Below is a block of records; repeat all of them exactly.

────────────────────────────────────────

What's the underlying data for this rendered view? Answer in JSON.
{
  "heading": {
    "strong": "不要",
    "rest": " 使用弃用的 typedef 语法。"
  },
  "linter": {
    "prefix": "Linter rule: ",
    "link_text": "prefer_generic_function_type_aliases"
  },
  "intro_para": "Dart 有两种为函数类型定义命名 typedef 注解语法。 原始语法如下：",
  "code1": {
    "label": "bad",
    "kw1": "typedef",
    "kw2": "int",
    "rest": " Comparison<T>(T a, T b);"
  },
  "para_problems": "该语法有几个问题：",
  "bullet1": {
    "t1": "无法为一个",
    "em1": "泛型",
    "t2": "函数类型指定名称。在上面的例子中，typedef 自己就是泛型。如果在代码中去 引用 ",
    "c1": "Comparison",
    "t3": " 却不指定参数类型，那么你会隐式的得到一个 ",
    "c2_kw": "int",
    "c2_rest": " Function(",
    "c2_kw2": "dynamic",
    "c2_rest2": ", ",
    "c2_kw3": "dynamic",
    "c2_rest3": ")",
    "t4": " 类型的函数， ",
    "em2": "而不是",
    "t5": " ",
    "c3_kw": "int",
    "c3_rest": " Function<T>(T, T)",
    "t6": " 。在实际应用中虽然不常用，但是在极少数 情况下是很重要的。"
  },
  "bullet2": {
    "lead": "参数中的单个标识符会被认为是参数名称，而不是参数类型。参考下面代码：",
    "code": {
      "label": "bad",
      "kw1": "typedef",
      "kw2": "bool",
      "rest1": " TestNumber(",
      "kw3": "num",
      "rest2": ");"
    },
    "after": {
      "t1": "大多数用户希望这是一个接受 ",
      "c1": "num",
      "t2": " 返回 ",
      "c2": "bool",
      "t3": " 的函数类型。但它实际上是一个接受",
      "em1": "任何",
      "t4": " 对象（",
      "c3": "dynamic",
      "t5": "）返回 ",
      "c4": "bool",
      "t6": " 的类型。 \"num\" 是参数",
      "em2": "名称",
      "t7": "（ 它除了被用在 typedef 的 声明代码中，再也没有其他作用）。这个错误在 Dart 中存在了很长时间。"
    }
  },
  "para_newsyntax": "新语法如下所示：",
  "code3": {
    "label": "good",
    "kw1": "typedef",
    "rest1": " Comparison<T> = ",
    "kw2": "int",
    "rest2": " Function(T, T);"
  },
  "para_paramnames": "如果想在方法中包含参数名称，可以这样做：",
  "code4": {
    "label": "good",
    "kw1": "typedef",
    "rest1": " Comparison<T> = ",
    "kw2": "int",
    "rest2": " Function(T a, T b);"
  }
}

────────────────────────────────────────

EXERCISE ANSWER
What's the underlying data for this rendered view? Answer in JSON.
{
  "heading": {
    "strong": "不要",
    "rest": " 使用弃用的 typedef 语法。"
  },
  "linter": {
    "prefix": "Linter rule: ",
    "link_text": "prefer_generic_function_type_aliases"
  },
  "intro_para": "Dart 有两种为函数类型定义命名 typedef 注解语法。 原始语法如下：",
  "code1": {
    "label": "bad",
    "kw1": "typedef",
    "kw2": "int",
    "rest": " Comparison<T>(T a, T b);"
  },
  "para_problems": "该语法有几个问题：",
  "bullet1": {
    "t1": "无法为一个",
    "em1": "泛型",
    "t2": "函数类型指定名称。在上面的例子中，typedef 自己就是泛型。如果在代码中去 引用 ",
    "c1": "Comparison",
    "t3": " 却不指定参数类型，那么你会隐式的得到一个 ",
    "c2_kw": "int",
    "c2_rest": " Function(",
    "c2_kw2": "dynamic",
    "c2_rest2": ", ",
    "c2_kw3": "dynamic",
    "c2_rest3": ")",
    "t4": " 类型的函数， ",
    "em2": "而不是",
    "t5": " ",
    "c3_kw": "int",
    "c3_rest": " Function<T>(T, T)",
    "t6": " 。在实际应用中虽然不常用，但是在极少数 情况下是很重要的。"
  },
  "bullet2": {
    "lead": "参数中的单个标识符会被认为是参数名称，而不是参数类型。参考下面代码：",
    "code": {
      "label": "bad",
      "kw1": "typedef",
      "kw2": "bool",
      "rest1": " TestNumber(",
      "kw3": "num",
      "rest2": ");"
    },
    "after": {
      "t1": "大多数用户希望这是一个接受 ",
      "c1": "num",
      "t2": " 返回 ",
      "c2": "bool",
      "t3": " 的函数类型。但它实际上是一个接受",
      "em1": "任何",
      "t4": " 对象（",
      "c3": "dynamic",
      "t5": "）返回 ",
      "c4": "bool",
      "t6": " 的类型。 \"num\" 是参数",
      "em2": "名称",
      "t7": "（ 它除了被用在 typedef 的 声明代码中，再也没有其他作用）。这个错误在 Dart 中存在了很长时间。"
    }
  },
  "para_newsyntax": "新语法如下所示：",
  "code3": {
    "label": "good",
    "kw1": "typedef",
    "rest1": " Comparison<T> = ",
    "kw2": "int",
    "rest2": " Function(T, T);"
  },
  "para_paramnames": "如果想在方法中包含参数名称，可以这样做：",
  "code4": {
    "label": "good",
    "kw1": "typedef",
    "rest1": " Comparison<T> = ",
    "kw2": "int",
    "rest2": " Function(T a, T b);"
  }
}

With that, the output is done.